Super Set: Pin Loaded Machine Lateral Raise into Lying Cable Upright Row
3 sets @12-15 reps
Keep strict form on the lateral machine raise—avoid shrugging your shoulders to initiate the movement. Aim to hit 15 reps on the first set, reps will drop with subsequent sets.
Move straight to a lying cable upright row. The lying upright row prevents torso sway that causes momentum during the lift. This stricter form will require lighter weight than usual, but elicits a very strong contraction in the lateral deltoid head. Aim to hit 15 reps on the first set.
Super Set Rope Push Downs with JM press
3 sets @ 10-15 reps
Keep the elbow locked in place at the side for a strict tricep contraction. Control the eccentric movement and really spread the rope at the bottom position.
JM presses are a mix of a skull crusher and close grip bench press. Start with a close grip and the bar at eye level. Bring the bar straight down to the eye. The elbows should stay tucked in close to the body. This movement can save the elbows but still really work the medial head of the tricep.
That wraps up my chest, shoulder, and tricep day. Contest prep is no time to train easy. It’s time to push your limits just like you did in the off season. Try the workout above and see how far you can push your limit.
Bodybuilders are often seen as simple minded creatures that don’t do much more than train and eat. IFBB Pro Roman Fritz, however, is no such creature. He takes training and eating to another level, like a well-oiled machine that runs like clockwork and with great precision.
Do you want those boulder-sized delts that force you to walk sideways through doors? Well, I can’t promise you that, but I can give you a solid workout that will start the process to bringing them up. Delts are the widest point of the body and, if built, they give a 3D look that will highlight the upper body from the front, side, and back. It’s rare to find someone in bodybuilding with delts that are too big because we usually believe that wider is always better.

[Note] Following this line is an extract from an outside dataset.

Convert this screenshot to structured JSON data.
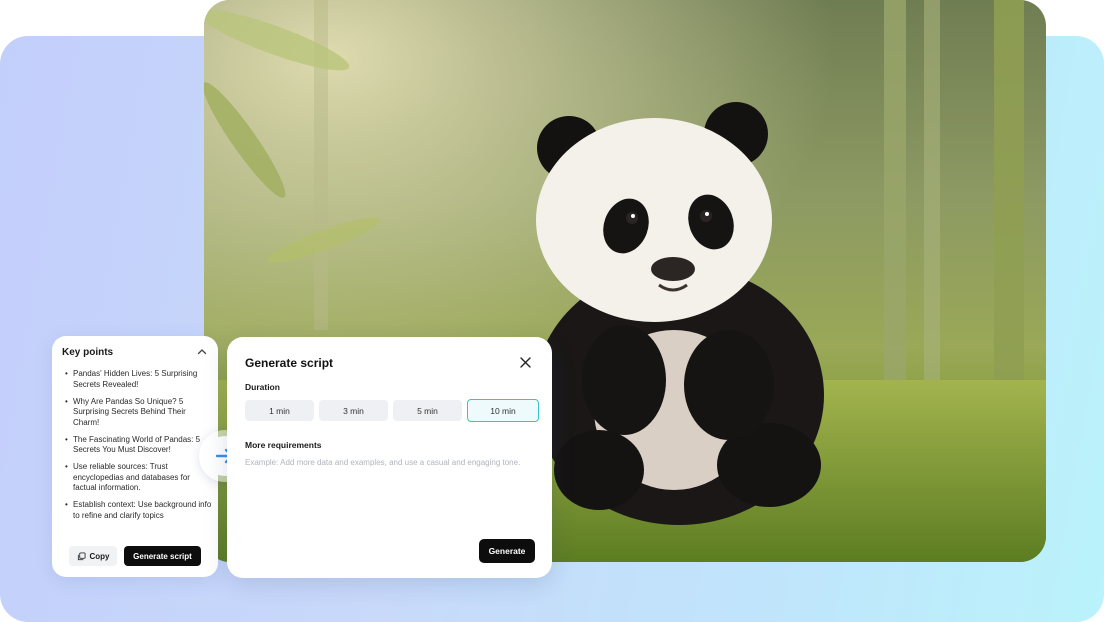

At my last show, I realized that I needed to get my shoulders as wide as possible in order to be a knock out competitor on stage. This will also give you the illusion of a smaller waist.